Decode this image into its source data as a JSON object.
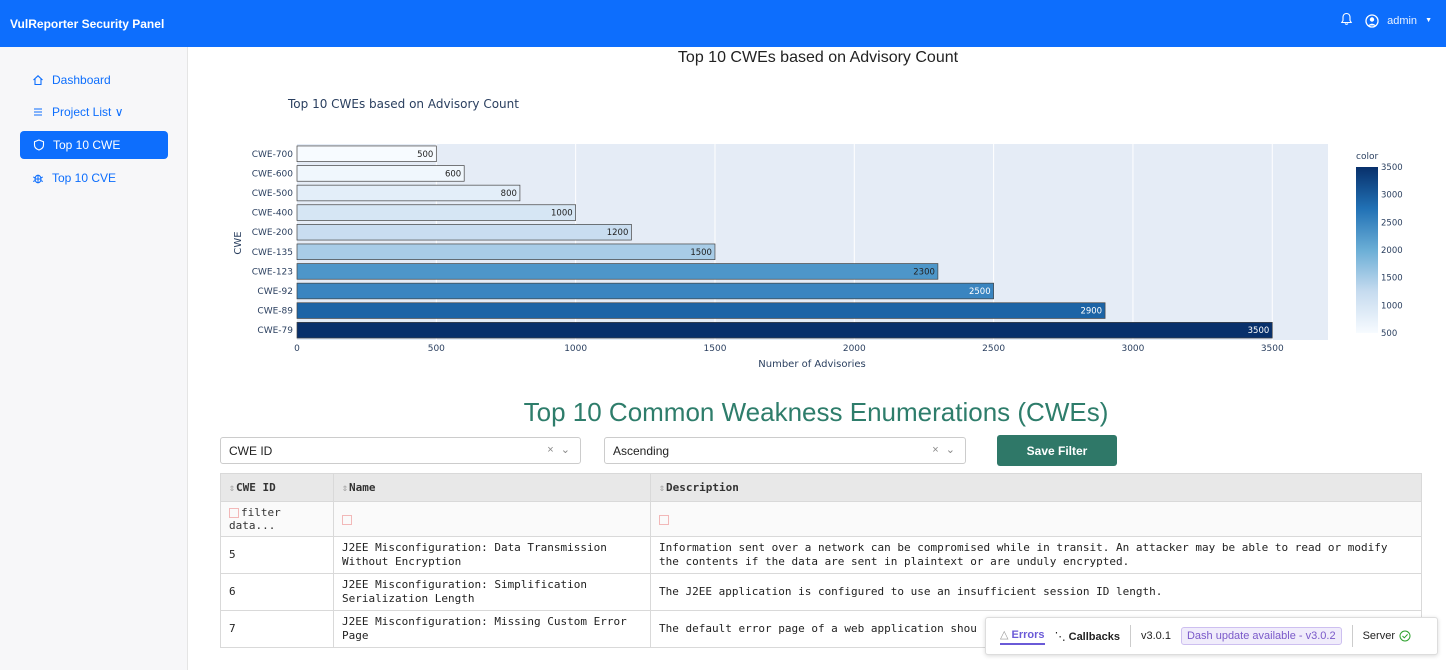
{
  "header": {
    "brand": "VulReporter Security Panel",
    "user": "admin"
  },
  "sidebar": {
    "items": [
      {
        "label": "Dashboard",
        "icon": "home-icon"
      },
      {
        "label": "Project List ∨",
        "icon": "list-icon"
      },
      {
        "label": "Top 10 CWE",
        "icon": "shield-icon",
        "active": true
      },
      {
        "label": "Top 10 CVE",
        "icon": "bug-icon"
      }
    ]
  },
  "page_title": "Top 10 CWEs based on Advisory Count",
  "chart_data": {
    "type": "bar",
    "orientation": "horizontal",
    "title": "Top 10 CWEs based on Advisory Count",
    "xlabel": "Number of Advisories",
    "ylabel": "CWE",
    "categories": [
      "CWE-700",
      "CWE-600",
      "CWE-500",
      "CWE-400",
      "CWE-200",
      "CWE-135",
      "CWE-123",
      "CWE-92",
      "CWE-89",
      "CWE-79"
    ],
    "values": [
      500,
      600,
      800,
      1000,
      1200,
      1500,
      2300,
      2500,
      2900,
      3500
    ],
    "xlim": [
      0,
      3700
    ],
    "xticks": [
      0,
      500,
      1000,
      1500,
      2000,
      2500,
      3000,
      3500
    ],
    "grid": true,
    "colorbar": {
      "title": "color",
      "ticks": [
        500,
        1000,
        1500,
        2000,
        2500,
        3000,
        3500
      ]
    }
  },
  "section_title": "Top 10 Common Weakness Enumerations (CWEs)",
  "filters": {
    "column_select": "CWE ID",
    "order_select": "Ascending",
    "clear_symbol": "× ⌄",
    "save_label": "Save Filter"
  },
  "table": {
    "sort_symbol": "⇕",
    "columns": [
      "CWE ID",
      "Name",
      "Description"
    ],
    "filter_placeholder": "filter data...",
    "rows": [
      {
        "id": "5",
        "name": "J2EE Misconfiguration: Data Transmission Without Encryption",
        "description": "Information sent over a network can be compromised while in transit. An attacker may be able to read or modify the contents if the data are sent in plaintext or are unduly encrypted."
      },
      {
        "id": "6",
        "name": "J2EE Misconfiguration: Simplification Serialization Length",
        "description": "The J2EE application is configured to use an insufficient session ID length."
      },
      {
        "id": "7",
        "name": "J2EE Misconfiguration: Missing Custom Error Page",
        "description": "The default error page of a web application shou"
      }
    ]
  },
  "dash": {
    "errors": "Errors",
    "callbacks": "Callbacks",
    "version": "v3.0.1",
    "update": "Dash update available - v3.0.2",
    "server": "Server"
  }
}
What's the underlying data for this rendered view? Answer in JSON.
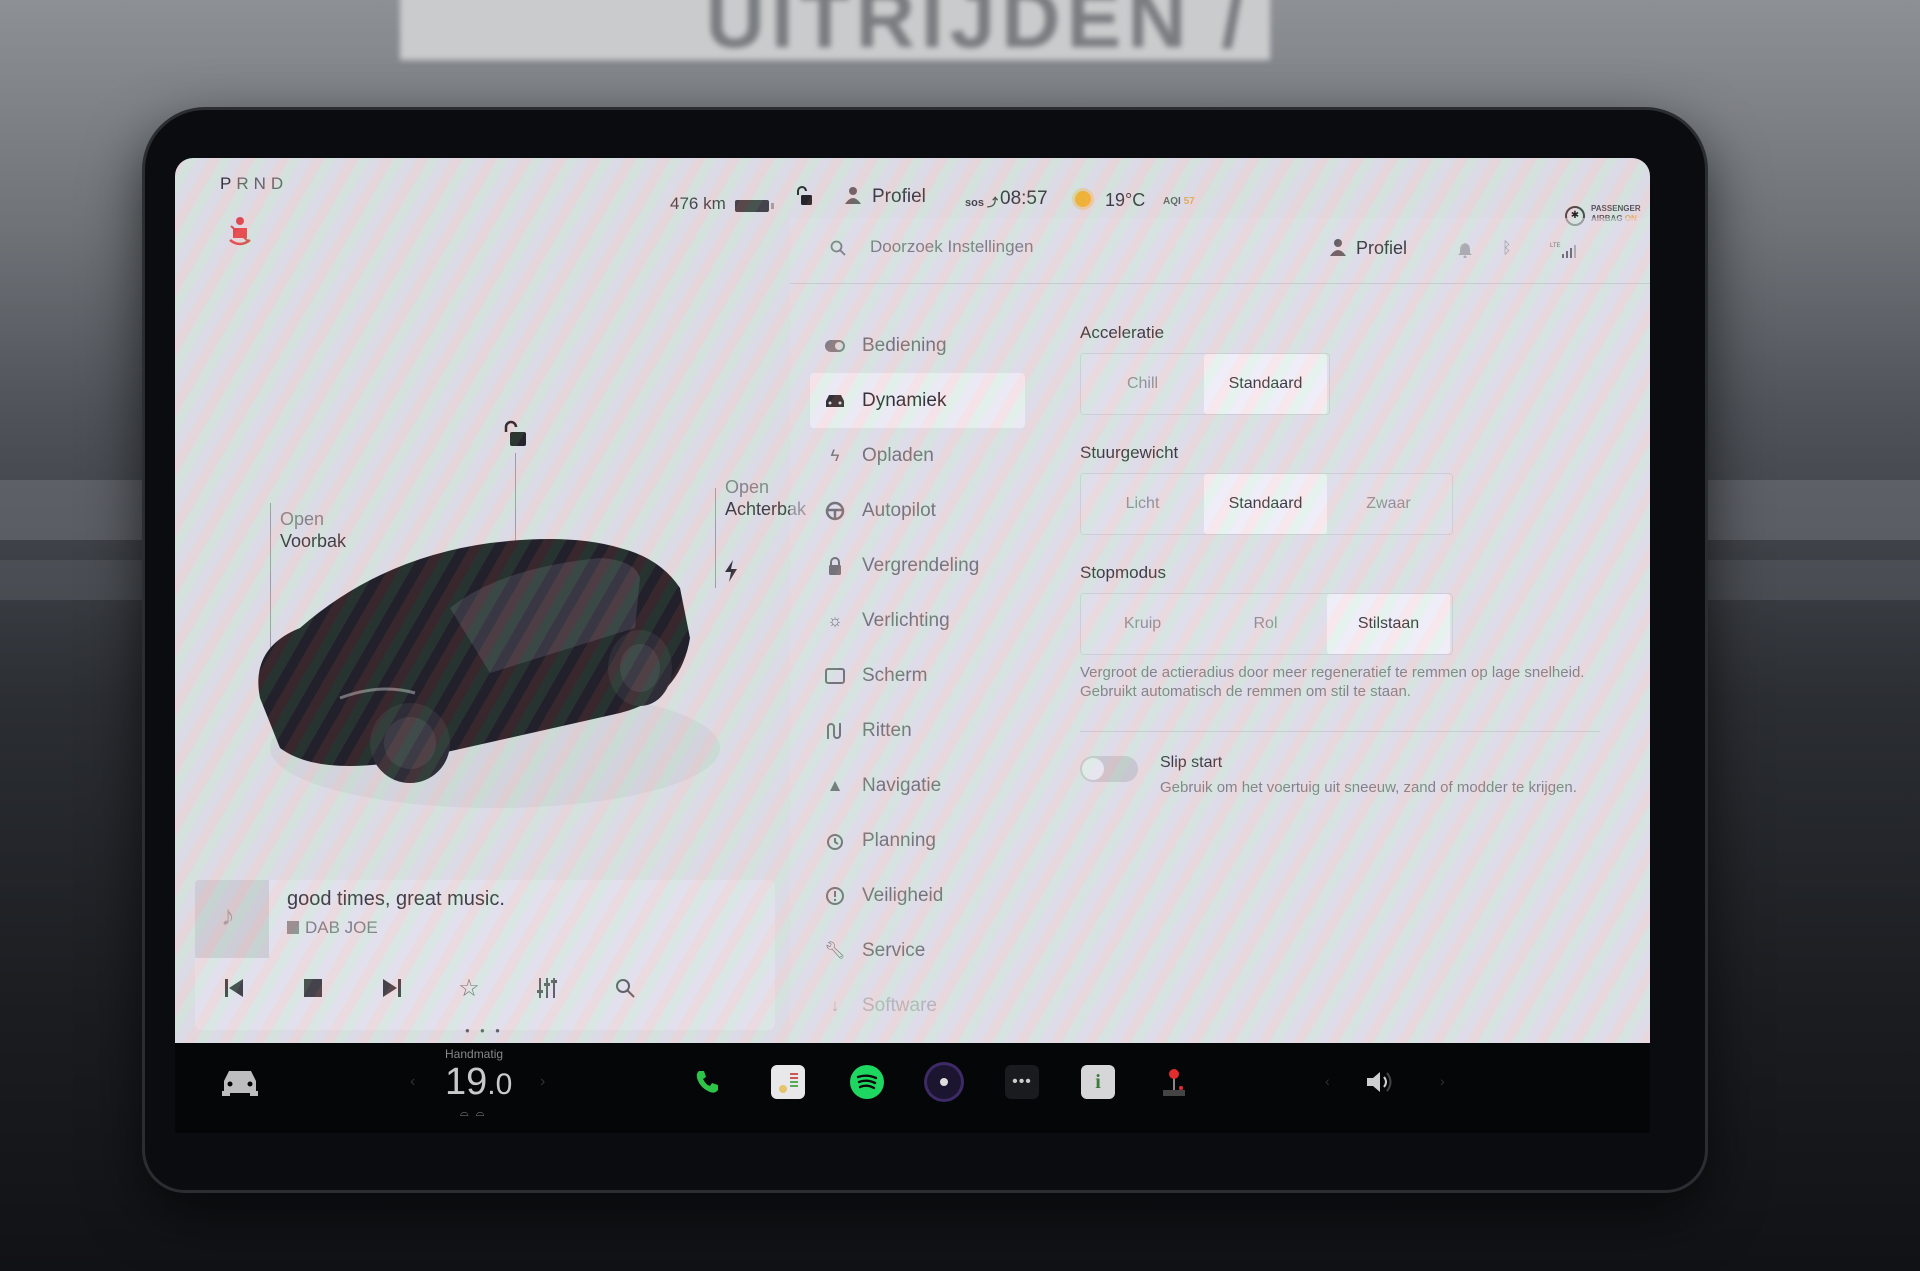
{
  "background": {
    "sign_text": "UITRIJDEN / INGANG"
  },
  "left_panel": {
    "gear": {
      "letters": [
        "P",
        "R",
        "N",
        "D"
      ],
      "active": "P"
    },
    "range": "476 km",
    "battery_level_pct": 85,
    "callouts": {
      "frunk": {
        "action": "Open",
        "label": "Voorbak"
      },
      "trunk": {
        "action": "Open",
        "label": "Achterbak"
      }
    },
    "icons": {
      "seatbelt": "seatbelt-warning-icon",
      "lock": "unlock-icon",
      "charge_port": "lightning-icon"
    },
    "media": {
      "track": "good times, great music.",
      "station": "DAB JOE",
      "controls": [
        "previous",
        "stop",
        "next",
        "favorite",
        "equalizer",
        "search"
      ],
      "page_dots": 3,
      "active_page": 1
    }
  },
  "status_bar": {
    "profile": "Profiel",
    "sos": "SOS",
    "time": "08:57",
    "temperature": "19°C",
    "aqi_label": "AQI",
    "aqi_value": "57",
    "airbag_line1": "PASSENGER",
    "airbag_line2": "AIRBAG",
    "airbag_state": "ON",
    "accent_color": "#e5a94a"
  },
  "settings": {
    "search": {
      "placeholder": "Doorzoek Instellingen",
      "value": ""
    },
    "header_profile": "Profiel",
    "nav": [
      {
        "label": "Bediening",
        "icon": "toggle-icon"
      },
      {
        "label": "Dynamiek",
        "icon": "car-icon",
        "active": true
      },
      {
        "label": "Opladen",
        "icon": "lightning-icon"
      },
      {
        "label": "Autopilot",
        "icon": "steering-wheel-icon"
      },
      {
        "label": "Vergrendeling",
        "icon": "lock-icon"
      },
      {
        "label": "Verlichting",
        "icon": "sun-icon"
      },
      {
        "label": "Scherm",
        "icon": "display-icon"
      },
      {
        "label": "Ritten",
        "icon": "trips-icon"
      },
      {
        "label": "Navigatie",
        "icon": "navigation-arrow-icon"
      },
      {
        "label": "Planning",
        "icon": "alarm-clock-icon"
      },
      {
        "label": "Veiligheid",
        "icon": "alert-circle-icon"
      },
      {
        "label": "Service",
        "icon": "wrench-icon"
      },
      {
        "label": "Software",
        "icon": "download-icon"
      }
    ],
    "sections": {
      "acceleration": {
        "title": "Acceleratie",
        "options": [
          "Chill",
          "Standaard"
        ],
        "selected": "Standaard"
      },
      "steering": {
        "title": "Stuurgewicht",
        "options": [
          "Licht",
          "Standaard",
          "Zwaar"
        ],
        "selected": "Standaard"
      },
      "stop_mode": {
        "title": "Stopmodus",
        "options": [
          "Kruip",
          "Rol",
          "Stilstaan"
        ],
        "selected": "Stilstaan",
        "description": "Vergroot de actieradius door meer regeneratief te remmen op lage snelheid. Gebruikt automatisch de remmen om stil te staan."
      },
      "slip_start": {
        "title": "Slip start",
        "enabled": false,
        "description": "Gebruik om het voertuig uit sneeuw, zand of modder te krijgen."
      }
    }
  },
  "dock": {
    "hvac_mode": "Handmatig",
    "hvac_temp_int": "19",
    "hvac_temp_dec": ".0",
    "apps": [
      "phone-app",
      "calendar-app",
      "spotify-app",
      "camera-app",
      "more-apps",
      "manual-app",
      "toybox-app"
    ],
    "volume_icon": "speaker-icon"
  }
}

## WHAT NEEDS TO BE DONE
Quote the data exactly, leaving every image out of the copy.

## RESPONSE TO THIS TASK
Decode this image into its source data as a JSON object.
{
  "header": {
    "brand": "VulReporter Security Panel",
    "user": "admin"
  },
  "sidebar": {
    "items": [
      {
        "label": "Dashboard",
        "icon": "home-icon"
      },
      {
        "label": "Project List ∨",
        "icon": "list-icon"
      },
      {
        "label": "Top 10 CWE",
        "icon": "shield-icon",
        "active": true
      },
      {
        "label": "Top 10 CVE",
        "icon": "bug-icon"
      }
    ]
  },
  "page_title": "Top 10 CWEs based on Advisory Count",
  "chart_data": {
    "type": "bar",
    "orientation": "horizontal",
    "title": "Top 10 CWEs based on Advisory Count",
    "xlabel": "Number of Advisories",
    "ylabel": "CWE",
    "categories": [
      "CWE-700",
      "CWE-600",
      "CWE-500",
      "CWE-400",
      "CWE-200",
      "CWE-135",
      "CWE-123",
      "CWE-92",
      "CWE-89",
      "CWE-79"
    ],
    "values": [
      500,
      600,
      800,
      1000,
      1200,
      1500,
      2300,
      2500,
      2900,
      3500
    ],
    "xlim": [
      0,
      3700
    ],
    "xticks": [
      0,
      500,
      1000,
      1500,
      2000,
      2500,
      3000,
      3500
    ],
    "grid": true,
    "colorbar": {
      "title": "color",
      "ticks": [
        500,
        1000,
        1500,
        2000,
        2500,
        3000,
        3500
      ]
    }
  },
  "section_title": "Top 10 Common Weakness Enumerations (CWEs)",
  "filters": {
    "column_select": "CWE ID",
    "order_select": "Ascending",
    "clear_symbol": "× ⌄",
    "save_label": "Save Filter"
  },
  "table": {
    "sort_symbol": "⇕",
    "columns": [
      "CWE ID",
      "Name",
      "Description"
    ],
    "filter_placeholder": "filter data...",
    "rows": [
      {
        "id": "5",
        "name": "J2EE Misconfiguration: Data Transmission Without Encryption",
        "description": "Information sent over a network can be compromised while in transit. An attacker may be able to read or modify the contents if the data are sent in plaintext or are unduly encrypted."
      },
      {
        "id": "6",
        "name": "J2EE Misconfiguration: Simplification Serialization Length",
        "description": "The J2EE application is configured to use an insufficient session ID length."
      },
      {
        "id": "7",
        "name": "J2EE Misconfiguration: Missing Custom Error Page",
        "description": "The default error page of a web application shou"
      }
    ]
  },
  "dash": {
    "errors": "Errors",
    "callbacks": "Callbacks",
    "version": "v3.0.1",
    "update": "Dash update available - v3.0.2",
    "server": "Server"
  }
}
What's the underlying data for this rendered view? Answer in JSON.
{
  "background": {
    "sign_text": "UITRIJDEN / INGANG"
  },
  "left_panel": {
    "gear": {
      "letters": [
        "P",
        "R",
        "N",
        "D"
      ],
      "active": "P"
    },
    "range": "476 km",
    "battery_level_pct": 85,
    "callouts": {
      "frunk": {
        "action": "Open",
        "label": "Voorbak"
      },
      "trunk": {
        "action": "Open",
        "label": "Achterbak"
      }
    },
    "icons": {
      "seatbelt": "seatbelt-warning-icon",
      "lock": "unlock-icon",
      "charge_port": "lightning-icon"
    },
    "media": {
      "track": "good times, great music.",
      "station": "DAB JOE",
      "controls": [
        "previous",
        "stop",
        "next",
        "favorite",
        "equalizer",
        "search"
      ],
      "page_dots": 3,
      "active_page": 1
    }
  },
  "status_bar": {
    "profile": "Profiel",
    "sos": "SOS",
    "time": "08:57",
    "temperature": "19°C",
    "aqi_label": "AQI",
    "aqi_value": "57",
    "airbag_line1": "PASSENGER",
    "airbag_line2": "AIRBAG",
    "airbag_state": "ON",
    "accent_color": "#e5a94a"
  },
  "settings": {
    "search": {
      "placeholder": "Doorzoek Instellingen",
      "value": ""
    },
    "header_profile": "Profiel",
    "nav": [
      {
        "label": "Bediening",
        "icon": "toggle-icon"
      },
      {
        "label": "Dynamiek",
        "icon": "car-icon",
        "active": true
      },
      {
        "label": "Opladen",
        "icon": "lightning-icon"
      },
      {
        "label": "Autopilot",
        "icon": "steering-wheel-icon"
      },
      {
        "label": "Vergrendeling",
        "icon": "lock-icon"
      },
      {
        "label": "Verlichting",
        "icon": "sun-icon"
      },
      {
        "label": "Scherm",
        "icon": "display-icon"
      },
      {
        "label": "Ritten",
        "icon": "trips-icon"
      },
      {
        "label": "Navigatie",
        "icon": "navigation-arrow-icon"
      },
      {
        "label": "Planning",
        "icon": "alarm-clock-icon"
      },
      {
        "label": "Veiligheid",
        "icon": "alert-circle-icon"
      },
      {
        "label": "Service",
        "icon": "wrench-icon"
      },
      {
        "label": "Software",
        "icon": "download-icon"
      }
    ],
    "sections": {
      "acceleration": {
        "title": "Acceleratie",
        "options": [
          "Chill",
          "Standaard"
        ],
        "selected": "Standaard"
      },
      "steering": {
        "title": "Stuurgewicht",
        "options": [
          "Licht",
          "Standaard",
          "Zwaar"
        ],
        "selected": "Standaard"
      },
      "stop_mode": {
        "title": "Stopmodus",
        "options": [
          "Kruip",
          "Rol",
          "Stilstaan"
        ],
        "selected": "Stilstaan",
        "description": "Vergroot de actieradius door meer regeneratief te remmen op lage snelheid. Gebruikt automatisch de remmen om stil te staan."
      },
      "slip_start": {
        "title": "Slip start",
        "enabled": false,
        "description": "Gebruik om het voertuig uit sneeuw, zand of modder te krijgen."
      }
    }
  },
  "dock": {
    "hvac_mode": "Handmatig",
    "hvac_temp_int": "19",
    "hvac_temp_dec": ".0",
    "apps": [
      "phone-app",
      "calendar-app",
      "spotify-app",
      "camera-app",
      "more-apps",
      "manual-app",
      "toybox-app"
    ],
    "volume_icon": "speaker-icon"
  }
}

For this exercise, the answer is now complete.